Problem statement: Leave every picture out, and write out the remaining entries exactly.

=====

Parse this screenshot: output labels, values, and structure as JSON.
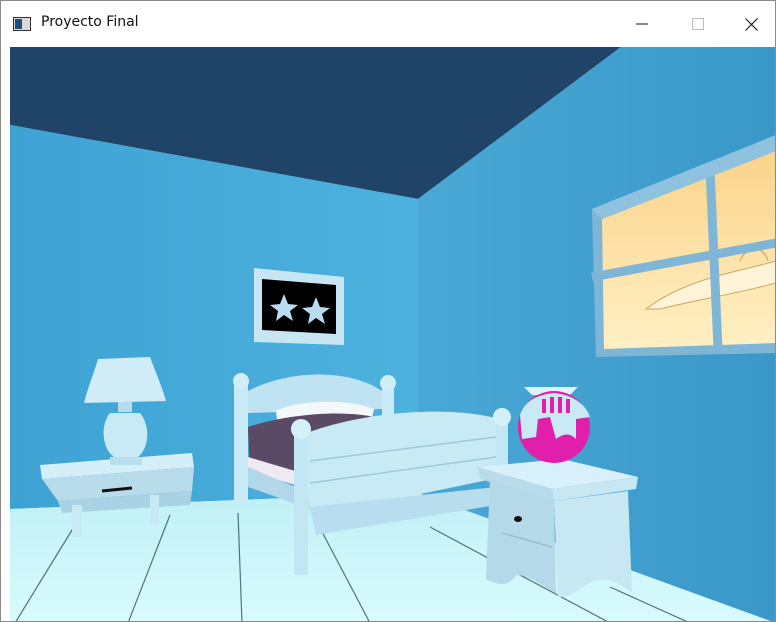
{
  "window": {
    "title": "Proyecto Final",
    "icon": "window-app-icon",
    "controls": {
      "minimize": "minimize-icon",
      "maximize": "maximize-icon",
      "close": "close-icon"
    }
  },
  "scene": {
    "objects": [
      "ceiling",
      "left-wall",
      "right-wall",
      "floor",
      "window-with-sky",
      "star-picture-frame",
      "table-lamp",
      "left-nightstand",
      "bed",
      "right-nightstand",
      "magenta-globe-vase"
    ],
    "colors": {
      "ceiling": "#1f4468",
      "left_wall": "#45a9d8",
      "right_wall": "#3f9ecf",
      "floor": "#cef7fb",
      "furniture": "#c7eaf5",
      "sky": "#fbd88c",
      "frame_inner": "#000000",
      "vase": "#e020ac",
      "duvet": "#5a4a66"
    }
  }
}
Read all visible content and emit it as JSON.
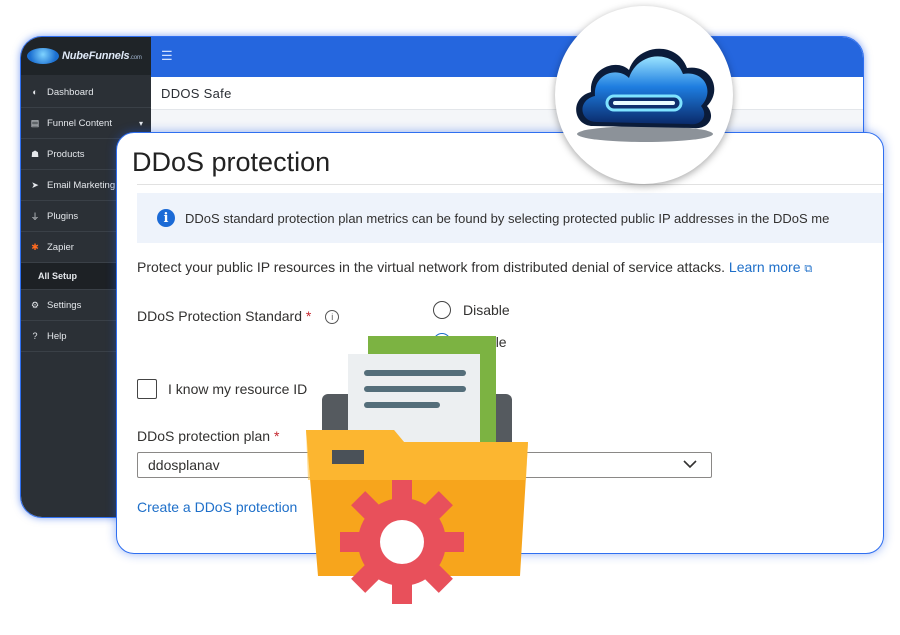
{
  "brand": {
    "name": "NubeFunnels",
    "suffix": ".com"
  },
  "sidebar": {
    "items": [
      {
        "label": "Dashboard",
        "icon": "dashboard-icon"
      },
      {
        "label": "Funnel Content",
        "icon": "document-icon",
        "caret": "▾"
      },
      {
        "label": "Products",
        "icon": "products-icon"
      },
      {
        "label": "Email Marketing",
        "icon": "send-icon"
      },
      {
        "label": "Plugins",
        "icon": "plug-icon"
      },
      {
        "label": "Zapier",
        "icon": "zapier-icon"
      },
      {
        "label": "All Setup",
        "icon": ""
      },
      {
        "label": "Settings",
        "icon": "gear-icon"
      },
      {
        "label": "Help",
        "icon": "help-icon"
      }
    ]
  },
  "topbar": {
    "menu_icon": "hamburger-icon"
  },
  "breadcrumb": {
    "title": "DDOS Safe"
  },
  "panel": {
    "title": "DDoS protection",
    "info": "DDoS standard protection plan metrics can be found by selecting protected public IP addresses in the DDoS me",
    "protect_text": "Protect your public IP resources in the virtual network from distributed denial of service attacks.",
    "learn_more": "Learn more",
    "standard_label": "DDoS Protection Standard",
    "required_mark": "*",
    "info_icon": "i",
    "radio_disable": "Disable",
    "radio_enable": "Enable",
    "checkbox_label": "I know my resource ID",
    "plan_label": "DDoS protection plan",
    "plan_value": "ddosplanav",
    "create_link": "Create a DDoS protection"
  },
  "colors": {
    "accent": "#2566de",
    "sidebar": "#2b3036",
    "link": "#1e6fc9",
    "required": "#c4262e",
    "folder": "#f7a51c",
    "gear": "#e8505b"
  }
}
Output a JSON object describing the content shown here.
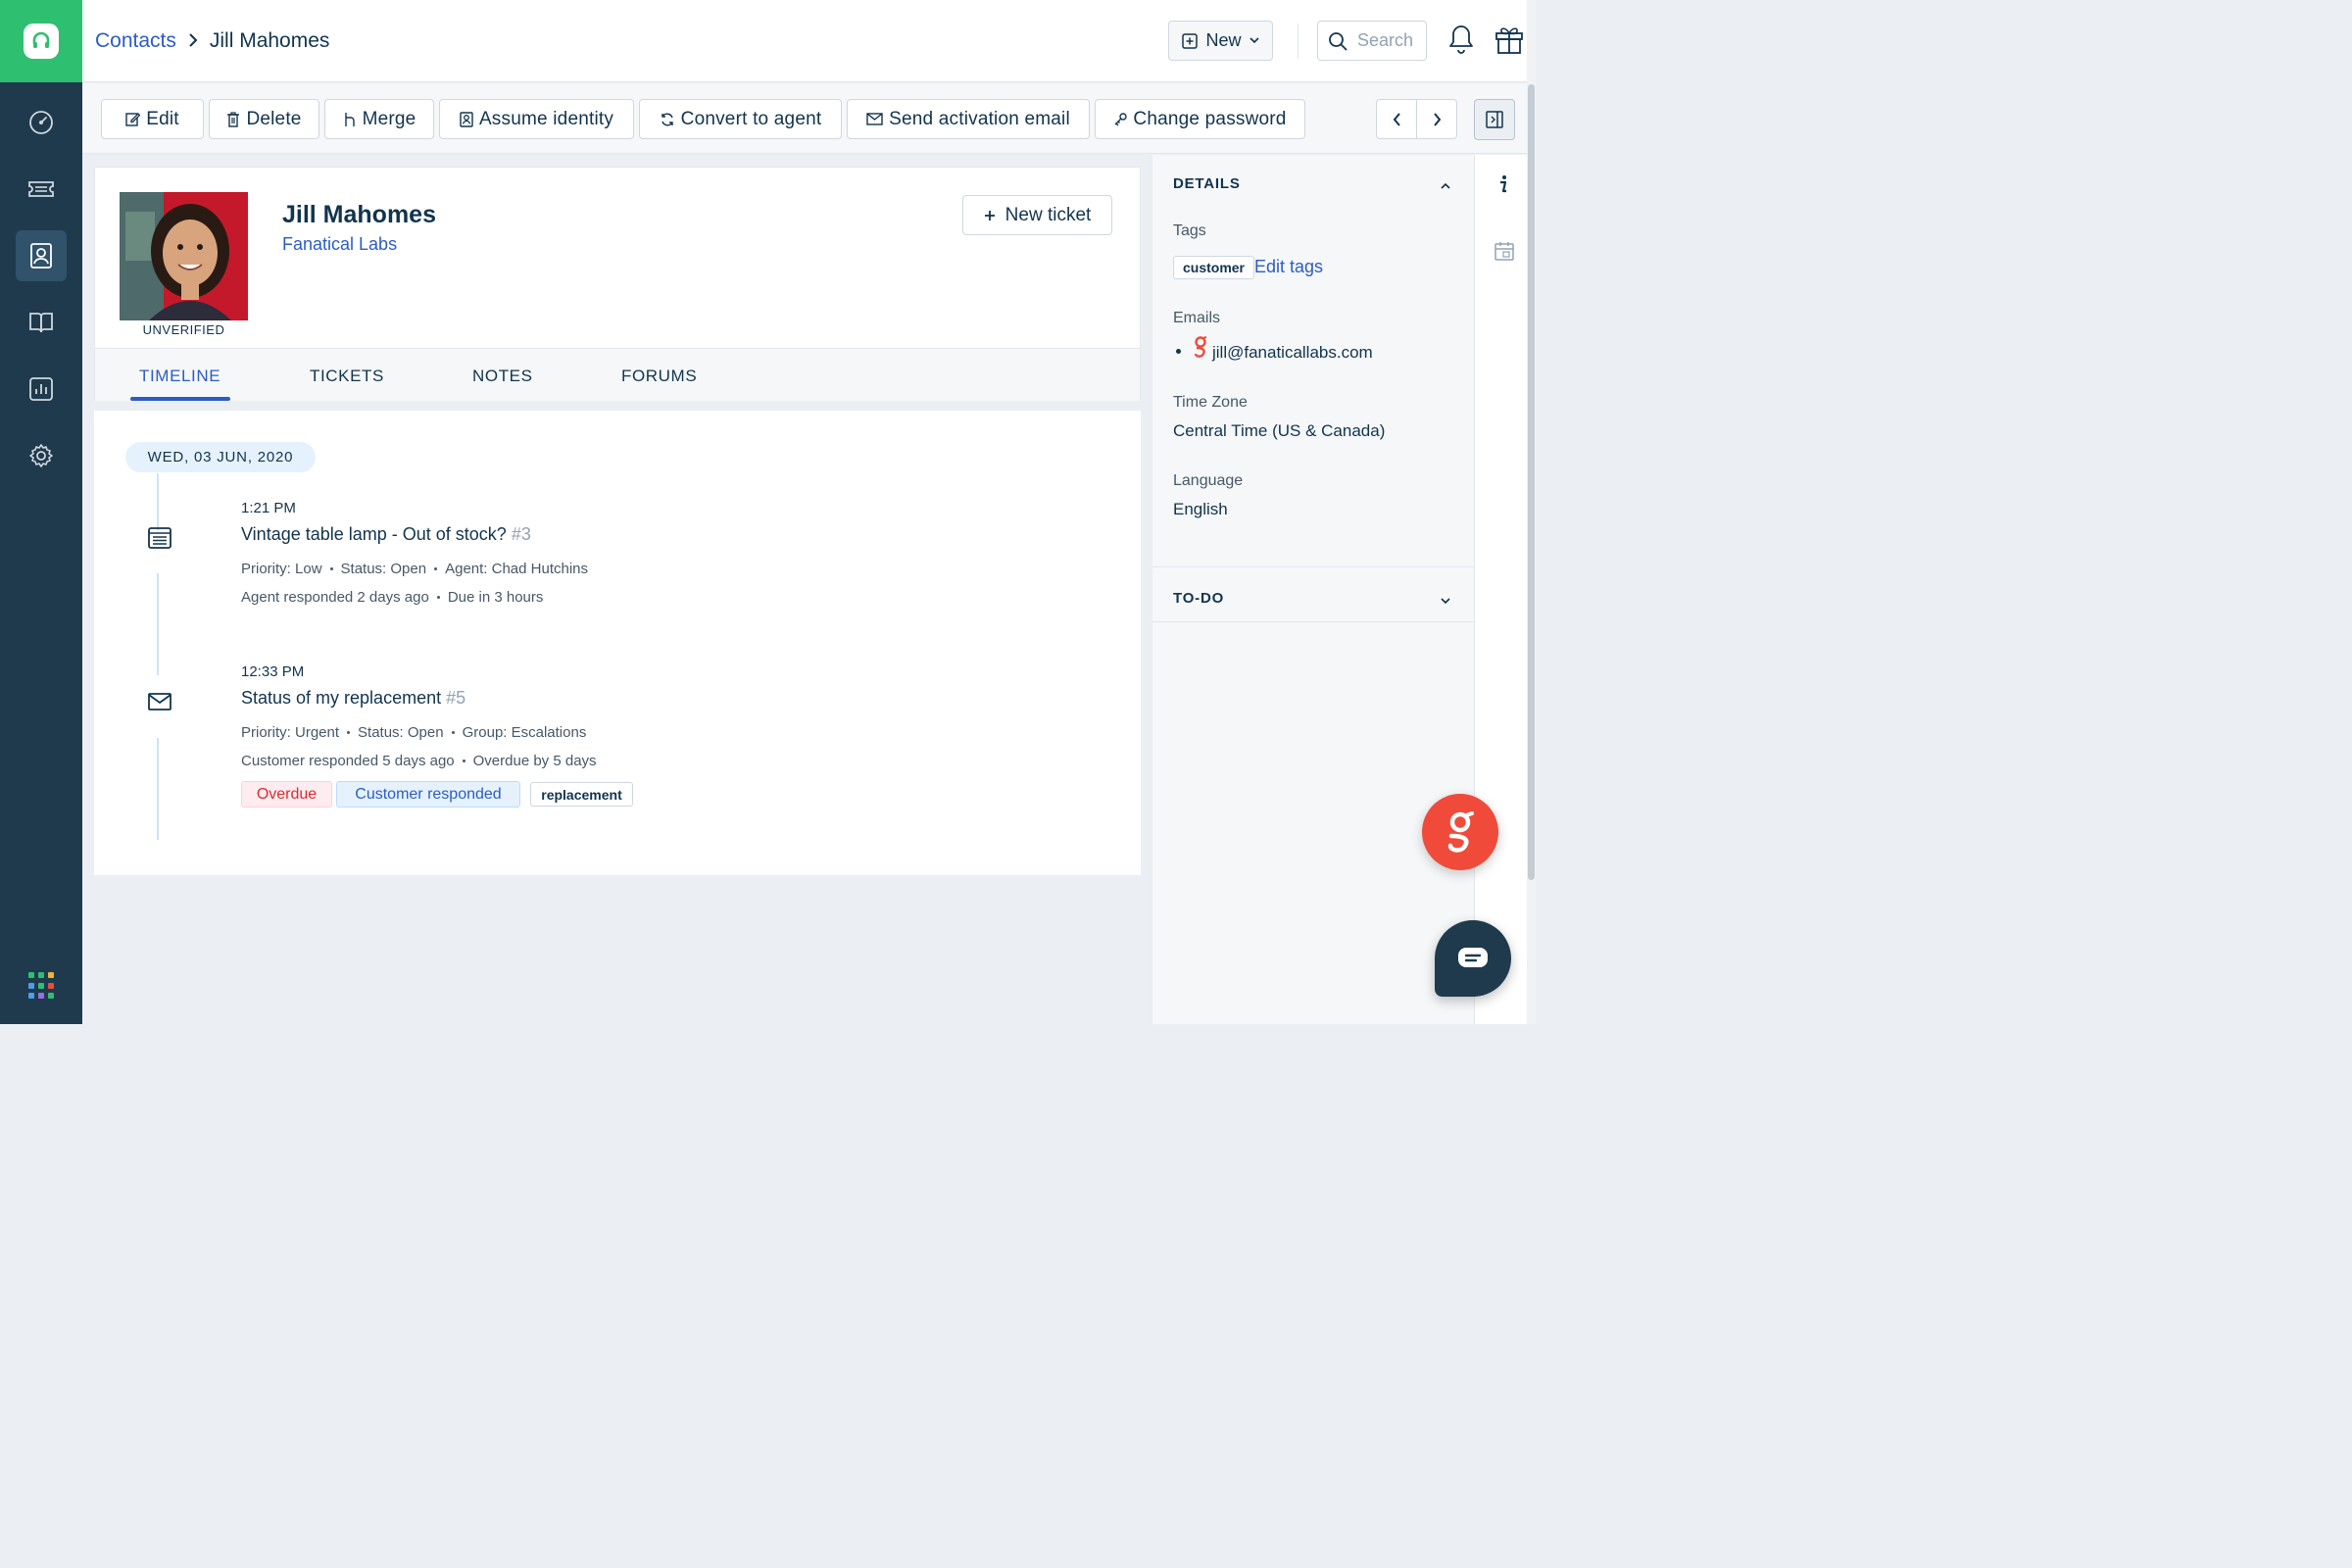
{
  "header": {
    "breadcrumb_parent": "Contacts",
    "breadcrumb_current": "Jill Mahomes",
    "new_label": "New",
    "search_placeholder": "Search"
  },
  "toolbar": {
    "edit": "Edit",
    "delete": "Delete",
    "merge": "Merge",
    "assume_identity": "Assume identity",
    "convert_to_agent": "Convert to agent",
    "send_activation_email": "Send activation email",
    "change_password": "Change password"
  },
  "profile": {
    "name": "Jill Mahomes",
    "company": "Fanatical Labs",
    "verification_status": "UNVERIFIED",
    "new_ticket_label": "New ticket"
  },
  "tabs": [
    "TIMELINE",
    "TICKETS",
    "NOTES",
    "FORUMS"
  ],
  "timeline": {
    "date": "WED, 03 JUN, 2020",
    "events": [
      {
        "time": "1:21 PM",
        "icon": "ticket-portal-icon",
        "title": "Vintage table lamp - Out of stock?",
        "number": "#3",
        "meta1": [
          "Priority: Low",
          "Status: Open",
          "Agent: Chad Hutchins"
        ],
        "meta2": [
          "Agent responded 2 days ago",
          "Due in 3 hours"
        ]
      },
      {
        "time": "12:33 PM",
        "icon": "email-icon",
        "title": "Status of my replacement",
        "number": "#5",
        "meta1": [
          "Priority: Urgent",
          "Status: Open",
          "Group: Escalations"
        ],
        "meta2": [
          "Customer responded 5 days ago",
          "Overdue by 5 days"
        ],
        "chips": [
          "Overdue",
          "Customer responded",
          "replacement"
        ]
      }
    ]
  },
  "details": {
    "heading": "DETAILS",
    "tags_label": "Tags",
    "tag": "customer",
    "edit_tags": "Edit tags",
    "emails_label": "Emails",
    "email": "jill@fanaticallabs.com",
    "timezone_label": "Time Zone",
    "timezone": "Central Time (US & Canada)",
    "language_label": "Language",
    "language": "English",
    "todo_heading": "TO-DO"
  },
  "colors": {
    "brand_green": "#2fbf71",
    "nav_bg": "#1f3a4d",
    "link_blue": "#2c5cc5",
    "freddy_red": "#f04b3a"
  }
}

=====

Output of the exercise:
Parse this screenshot: output labels, values, and structure as JSON.
{
  "window": {
    "title": "Proyecto Final",
    "icon": "window-app-icon",
    "controls": {
      "minimize": "minimize-icon",
      "maximize": "maximize-icon",
      "close": "close-icon"
    }
  },
  "scene": {
    "objects": [
      "ceiling",
      "left-wall",
      "right-wall",
      "floor",
      "window-with-sky",
      "star-picture-frame",
      "table-lamp",
      "left-nightstand",
      "bed",
      "right-nightstand",
      "magenta-globe-vase"
    ],
    "colors": {
      "ceiling": "#1f4468",
      "left_wall": "#45a9d8",
      "right_wall": "#3f9ecf",
      "floor": "#cef7fb",
      "furniture": "#c7eaf5",
      "sky": "#fbd88c",
      "frame_inner": "#000000",
      "vase": "#e020ac",
      "duvet": "#5a4a66"
    }
  }
}
Read all visible content and emit it as JSON.
{
  "brand": {
    "name": "NubeFunnels",
    "suffix": ".com"
  },
  "sidebar": {
    "items": [
      {
        "label": "Dashboard",
        "icon": "dashboard-icon"
      },
      {
        "label": "Funnel Content",
        "icon": "document-icon",
        "caret": "▾"
      },
      {
        "label": "Products",
        "icon": "products-icon"
      },
      {
        "label": "Email Marketing",
        "icon": "send-icon"
      },
      {
        "label": "Plugins",
        "icon": "plug-icon"
      },
      {
        "label": "Zapier",
        "icon": "zapier-icon"
      },
      {
        "label": "All Setup",
        "icon": ""
      },
      {
        "label": "Settings",
        "icon": "gear-icon"
      },
      {
        "label": "Help",
        "icon": "help-icon"
      }
    ]
  },
  "topbar": {
    "menu_icon": "hamburger-icon"
  },
  "breadcrumb": {
    "title": "DDOS Safe"
  },
  "panel": {
    "title": "DDoS protection",
    "info": "DDoS standard protection plan metrics can be found by selecting protected public IP addresses in the DDoS me",
    "protect_text": "Protect your public IP resources in the virtual network from distributed denial of service attacks.",
    "learn_more": "Learn more",
    "standard_label": "DDoS Protection Standard",
    "required_mark": "*",
    "info_icon": "i",
    "radio_disable": "Disable",
    "radio_enable": "Enable",
    "checkbox_label": "I know my resource ID",
    "plan_label": "DDoS protection plan",
    "plan_value": "ddosplanav",
    "create_link": "Create a DDoS protection"
  },
  "colors": {
    "accent": "#2566de",
    "sidebar": "#2b3036",
    "link": "#1e6fc9",
    "required": "#c4262e",
    "folder": "#f7a51c",
    "gear": "#e8505b"
  }
}
Output a JSON object describing the content shown here.
{
  "header": {
    "breadcrumb_parent": "Contacts",
    "breadcrumb_current": "Jill Mahomes",
    "new_label": "New",
    "search_placeholder": "Search"
  },
  "toolbar": {
    "edit": "Edit",
    "delete": "Delete",
    "merge": "Merge",
    "assume_identity": "Assume identity",
    "convert_to_agent": "Convert to agent",
    "send_activation_email": "Send activation email",
    "change_password": "Change password"
  },
  "profile": {
    "name": "Jill Mahomes",
    "company": "Fanatical Labs",
    "verification_status": "UNVERIFIED",
    "new_ticket_label": "New ticket"
  },
  "tabs": [
    "TIMELINE",
    "TICKETS",
    "NOTES",
    "FORUMS"
  ],
  "timeline": {
    "date": "WED, 03 JUN, 2020",
    "events": [
      {
        "time": "1:21 PM",
        "icon": "ticket-portal-icon",
        "title": "Vintage table lamp - Out of stock?",
        "number": "#3",
        "meta1": [
          "Priority: Low",
          "Status: Open",
          "Agent: Chad Hutchins"
        ],
        "meta2": [
          "Agent responded 2 days ago",
          "Due in 3 hours"
        ]
      },
      {
        "time": "12:33 PM",
        "icon": "email-icon",
        "title": "Status of my replacement",
        "number": "#5",
        "meta1": [
          "Priority: Urgent",
          "Status: Open",
          "Group: Escalations"
        ],
        "meta2": [
          "Customer responded 5 days ago",
          "Overdue by 5 days"
        ],
        "chips": [
          "Overdue",
          "Customer responded",
          "replacement"
        ]
      }
    ]
  },
  "details": {
    "heading": "DETAILS",
    "tags_label": "Tags",
    "tag": "customer",
    "edit_tags": "Edit tags",
    "emails_label": "Emails",
    "email": "jill@fanaticallabs.com",
    "timezone_label": "Time Zone",
    "timezone": "Central Time (US & Canada)",
    "language_label": "Language",
    "language": "English",
    "todo_heading": "TO-DO"
  },
  "colors": {
    "brand_green": "#2fbf71",
    "nav_bg": "#1f3a4d",
    "link_blue": "#2c5cc5",
    "freddy_red": "#f04b3a"
  }
}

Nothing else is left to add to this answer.